[[ DATA SUPPLIED, beginning ]]

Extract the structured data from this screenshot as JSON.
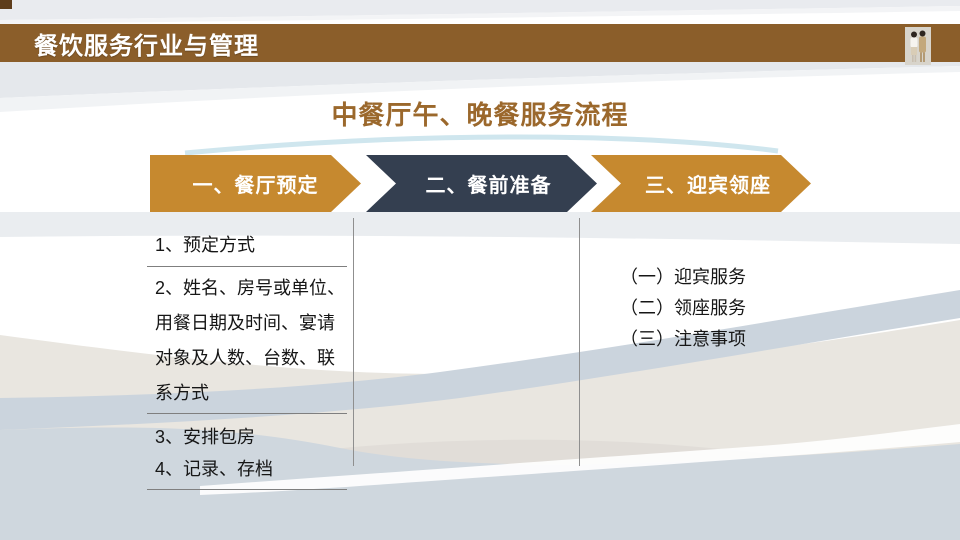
{
  "header": {
    "title": "餐饮服务行业与管理"
  },
  "images": {
    "staff_photo": "two-restaurant-staff-in-uniform"
  },
  "content": {
    "title": "中餐厅午、晚餐服务流程",
    "steps": [
      {
        "label": "一、餐厅预定",
        "color": "#C6892F"
      },
      {
        "label": "二、餐前准备",
        "color": "#343F50"
      },
      {
        "label": "三、迎宾领座",
        "color": "#C6892F"
      }
    ],
    "left_column": {
      "items": [
        "1、预定方式",
        "2、姓名、房号或单位、用餐日期及时间、宴请对象及人数、台数、联系方式",
        "3、安排包房",
        "4、记录、存档"
      ]
    },
    "right_column": {
      "items": [
        "（一）迎宾服务",
        "（二）领座服务",
        "（三）注意事项"
      ]
    }
  },
  "colors": {
    "header_bar": "#8B5E2A",
    "accent_gold": "#C6892F",
    "accent_navy": "#343F50",
    "title_text": "#9B682C",
    "body_text": "#161616",
    "divider": "#8F8F8F",
    "wave_blue_gray": "#CBD4DD",
    "wave_beige": "#E9E6E0",
    "bottom_band": "#CFD7DE",
    "teal_swoosh": "#CFE6EE"
  }
}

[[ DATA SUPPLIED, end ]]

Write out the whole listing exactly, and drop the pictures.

Extract the structured data from this screenshot as JSON.
{
  "header": {
    "title": "餐饮服务行业与管理"
  },
  "images": {
    "staff_photo": "two-restaurant-staff-in-uniform"
  },
  "content": {
    "title": "中餐厅午、晚餐服务流程",
    "steps": [
      {
        "label": "一、餐厅预定",
        "color": "#C6892F"
      },
      {
        "label": "二、餐前准备",
        "color": "#343F50"
      },
      {
        "label": "三、迎宾领座",
        "color": "#C6892F"
      }
    ],
    "left_column": {
      "items": [
        "1、预定方式",
        "2、姓名、房号或单位、用餐日期及时间、宴请对象及人数、台数、联系方式",
        "3、安排包房",
        "4、记录、存档"
      ]
    },
    "right_column": {
      "items": [
        "（一）迎宾服务",
        "（二）领座服务",
        "（三）注意事项"
      ]
    }
  },
  "colors": {
    "header_bar": "#8B5E2A",
    "accent_gold": "#C6892F",
    "accent_navy": "#343F50",
    "title_text": "#9B682C",
    "body_text": "#161616",
    "divider": "#8F8F8F",
    "wave_blue_gray": "#CBD4DD",
    "wave_beige": "#E9E6E0",
    "bottom_band": "#CFD7DE",
    "teal_swoosh": "#CFE6EE"
  }
}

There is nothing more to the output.